*TO DO*
Only the number is needed: count the lines below that hold the string "clave".

┄┄┄┄┄┄┄┄┄┄┄┄┄┄┄┄┄┄┄┄

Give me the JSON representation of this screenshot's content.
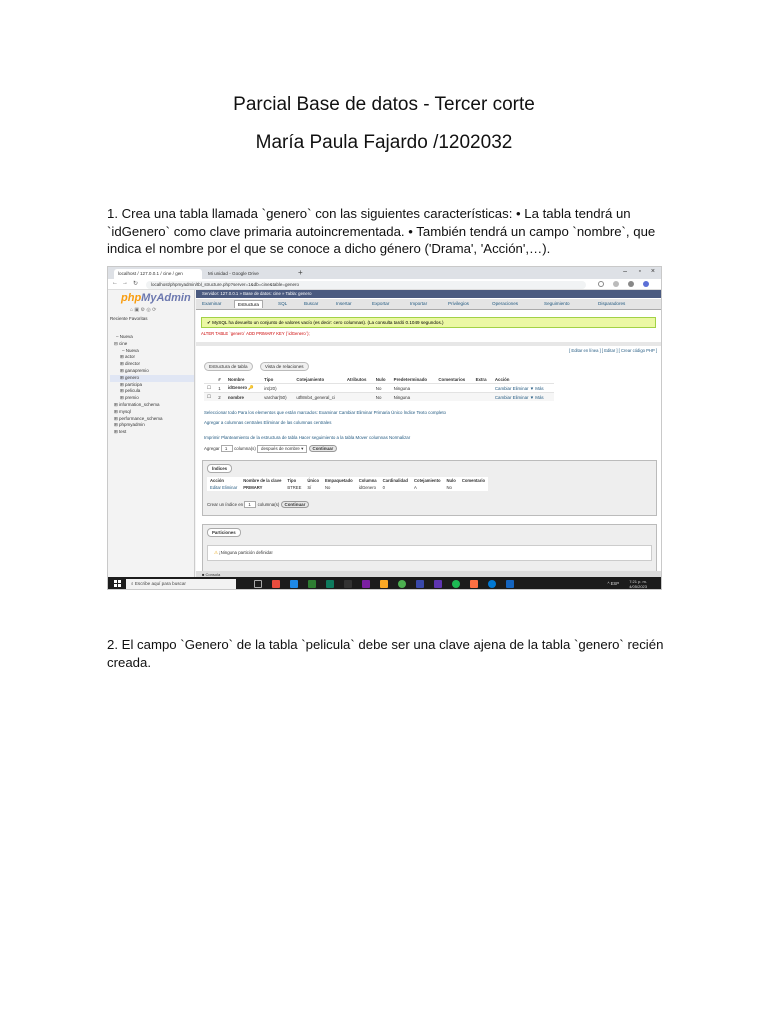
{
  "doc": {
    "title": "Parcial Base de datos - Tercer corte",
    "author": "María Paula Fajardo /1202032",
    "question1": "1. Crea una tabla llamada `genero` con las siguientes características: • La tabla tendrá un `idGenero` como clave primaria autoincrementada. • También tendrá un campo `nombre`, que indica el nombre por el que se conoce a dicho género ('Drama', 'Acción',…).",
    "question2": "2. El campo `Genero` de la tabla `pelicula` debe ser una clave ajena de la tabla `genero` recién creada."
  },
  "screenshot": {
    "browser": {
      "tab1": "localhost / 127.0.0.1 / cine / gen",
      "tab2": "Mi unidad - Google Drive",
      "url": "localhost/phpmyadmin/tbl_structure.php?server=1&db=cine&table=genero"
    },
    "pma": {
      "logo_php": "php",
      "logo_myadmin": "MyAdmin",
      "sidenav": "Reciente   Favoritas",
      "tree": [
        "Nueva",
        "cine",
        "Nueva",
        "actor",
        "director",
        "ganapremio",
        "genero",
        "participa",
        "pelicula",
        "premio",
        "information_schema",
        "mysql",
        "performance_schema",
        "phpmyadmin",
        "test"
      ],
      "breadcrumb": "Servidor: 127.0.0.1 » Base de datos: cine » Tabla: genero",
      "tabs": [
        "Examinar",
        "Estructura",
        "SQL",
        "Buscar",
        "Insertar",
        "Exportar",
        "Importar",
        "Privilegios",
        "Operaciones",
        "Seguimiento",
        "Disparadores"
      ],
      "success": "✔ MySQL ha devuelto un conjunto de valores vacío (es decir: cero columnas). (La consulta tardó 0.1049 segundos.)",
      "sql": "ALTER TABLE `genero` ADD PRIMARY KEY (`idGenero`);",
      "edit_links": "[ Editar en línea ] [ Editar ] [ Crear código PHP ]",
      "subtabs": [
        "Estructura de tabla",
        "Vista de relaciones"
      ],
      "columns_header": [
        "#",
        "Nombre",
        "Tipo",
        "Cotejamiento",
        "Atributos",
        "Nulo",
        "Predeterminado",
        "Comentarios",
        "Extra",
        "Acción"
      ],
      "rows": [
        {
          "n": "1",
          "name": "idGenero",
          "type": "int(20)",
          "coll": "",
          "attr": "",
          "null": "No",
          "def": "Ninguna",
          "actions": "Cambiar  Eliminar  ▼ Más"
        },
        {
          "n": "2",
          "name": "nombre",
          "type": "varchar(50)",
          "coll": "utf8mb4_general_ci",
          "attr": "",
          "null": "No",
          "def": "Ninguna",
          "actions": "Cambiar  Eliminar  ▼ Más"
        }
      ],
      "select_bar": "Seleccionar todo     Para los elementos que están marcados:   Examinar   Cambiar   Eliminar   Primaria   Único   Índice   Texto completo",
      "add_cols": "Agregar a columnas centrales     Eliminar de las columnas centrales",
      "ops_bar": "Imprimir   Planteamiento de la estructura de tabla   Hacer seguimiento a la tabla   Mover columnas   Normalizar",
      "add_label": "Agregar",
      "add_value": "1",
      "add_cols_label": "columna(s)",
      "add_after": "después de nombre",
      "continue": "Continuar",
      "indexes_legend": "Índices",
      "idx_header": [
        "Acción",
        "Nombre de la clave",
        "Tipo",
        "Único",
        "Empaquetado",
        "Columna",
        "Cardinalidad",
        "Cotejamiento",
        "Nulo",
        "Comentario"
      ],
      "idx_row": [
        "Editar  Eliminar",
        "PRIMARY",
        "BTREE",
        "Sí",
        "No",
        "idGenero",
        "0",
        "A",
        "No",
        ""
      ],
      "create_idx_label": "Crear un índice en",
      "create_idx_value": "1",
      "create_idx_cols": "columna(s)",
      "partitions_legend": "Particiones",
      "no_partition": "¡Ninguna partición definida!",
      "console": "Consola"
    },
    "taskbar": {
      "search": "Escribe aquí para buscar",
      "tray": "^  ESP",
      "time": "7:21 p. m.",
      "date": "4/05/2023"
    }
  }
}
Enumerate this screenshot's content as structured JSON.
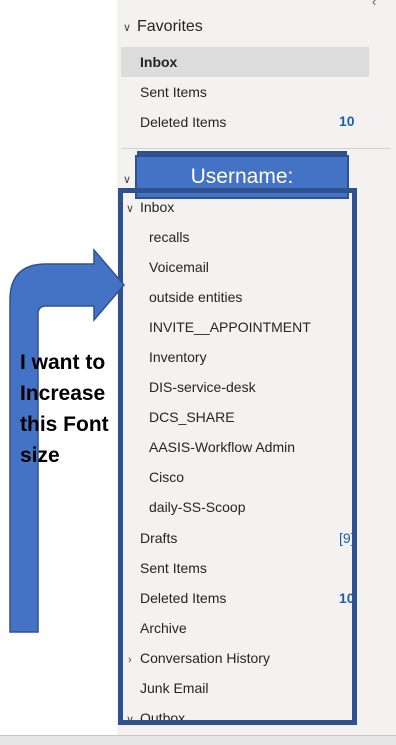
{
  "favorites": {
    "header": "Favorites",
    "items": [
      {
        "label": "Inbox",
        "count": ""
      },
      {
        "label": "Sent Items",
        "count": ""
      },
      {
        "label": "Deleted Items",
        "count": "10"
      }
    ]
  },
  "account": {
    "username_label": "Username:",
    "inbox_label": "Inbox",
    "inbox_subfolders": [
      "recalls",
      "Voicemail",
      "outside entities",
      "INVITE__APPOINTMENT",
      "Inventory",
      "DIS-service-desk",
      "DCS_SHARE",
      "AASIS-Workflow Admin",
      "Cisco",
      "daily-SS-Scoop"
    ],
    "drafts_label": "Drafts",
    "drafts_count": "[9]",
    "sent_label": "Sent Items",
    "deleted_label": "Deleted Items",
    "deleted_count": "10",
    "archive_label": "Archive",
    "conversation_label": "Conversation History",
    "junk_label": "Junk Email",
    "outbox_label": "Outbox"
  },
  "annotation": {
    "note": "I want to Increase this Font size"
  },
  "colors": {
    "accent_blue": "#4472c4",
    "border_blue": "#2f528f",
    "count_blue": "#1f5fa8",
    "pane_bg": "#f3f2f1"
  }
}
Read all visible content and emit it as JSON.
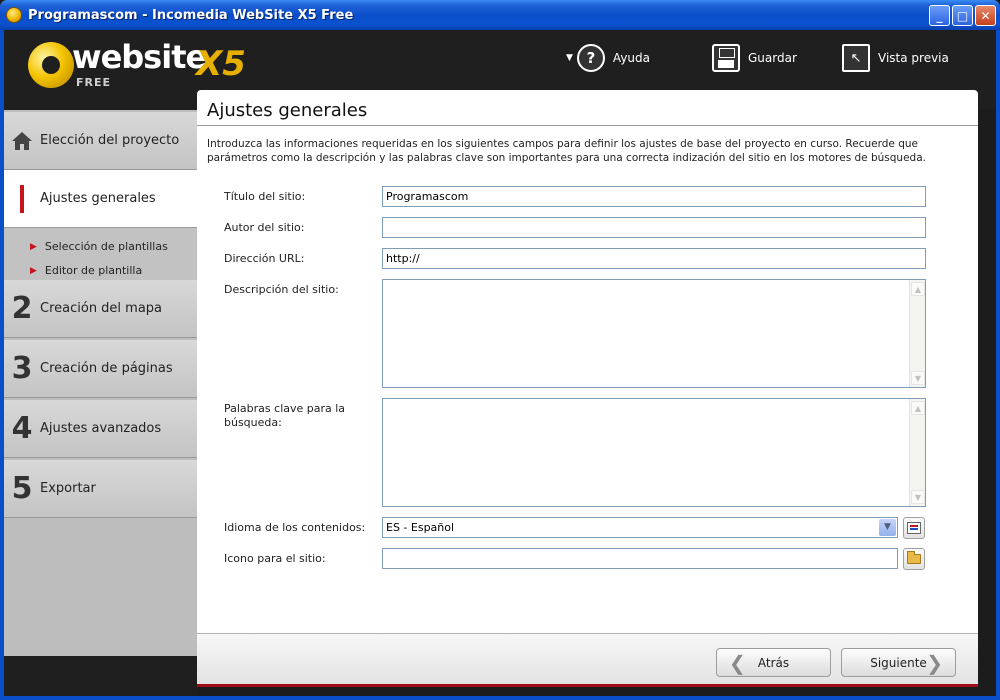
{
  "window": {
    "title": "Programascom - Incomedia WebSite X5 Free"
  },
  "logo": {
    "word": "website",
    "version": "X5",
    "edition": "FREE"
  },
  "toolbar": {
    "help_label": "Ayuda",
    "save_label": "Guardar",
    "preview_label": "Vista previa"
  },
  "sidebar": {
    "items": [
      {
        "num": "",
        "label": "Elección del proyecto"
      },
      {
        "num": "",
        "label": "Ajustes generales"
      },
      {
        "num": "2",
        "label": "Creación del mapa"
      },
      {
        "num": "3",
        "label": "Creación de páginas"
      },
      {
        "num": "4",
        "label": "Ajustes avanzados"
      },
      {
        "num": "5",
        "label": "Exportar"
      }
    ],
    "sub_items": [
      "Selección de plantillas",
      "Editor de plantilla"
    ]
  },
  "main": {
    "title": "Ajustes generales",
    "description": "Introduzca las informaciones requeridas en los siguientes campos para definir los ajustes de base del proyecto en curso. Recuerde que parámetros como la descripción y las palabras clave son importantes para una correcta indización del sitio en los motores de búsqueda.",
    "fields": {
      "site_title": {
        "label": "Título del sitio:",
        "value": "Programascom"
      },
      "site_author": {
        "label": "Autor del sitio:",
        "value": ""
      },
      "url": {
        "label": "Dirección URL:",
        "value": "http://"
      },
      "description": {
        "label": "Descripción del sitio:",
        "value": ""
      },
      "keywords": {
        "label": "Palabras clave para la búsqueda:",
        "value": ""
      },
      "language": {
        "label": "Idioma de los contenidos:",
        "value": "ES - Español"
      },
      "icon": {
        "label": "Icono para el sitio:",
        "value": ""
      }
    }
  },
  "nav": {
    "back_label": "Atrás",
    "next_label": "Siguiente"
  },
  "colors": {
    "accent_red": "#c4141c",
    "titlebar_blue": "#0a4ec9",
    "header_dark": "#1f1f1f"
  }
}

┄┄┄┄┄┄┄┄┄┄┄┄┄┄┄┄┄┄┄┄

*EXERCISE OUTPUT*
5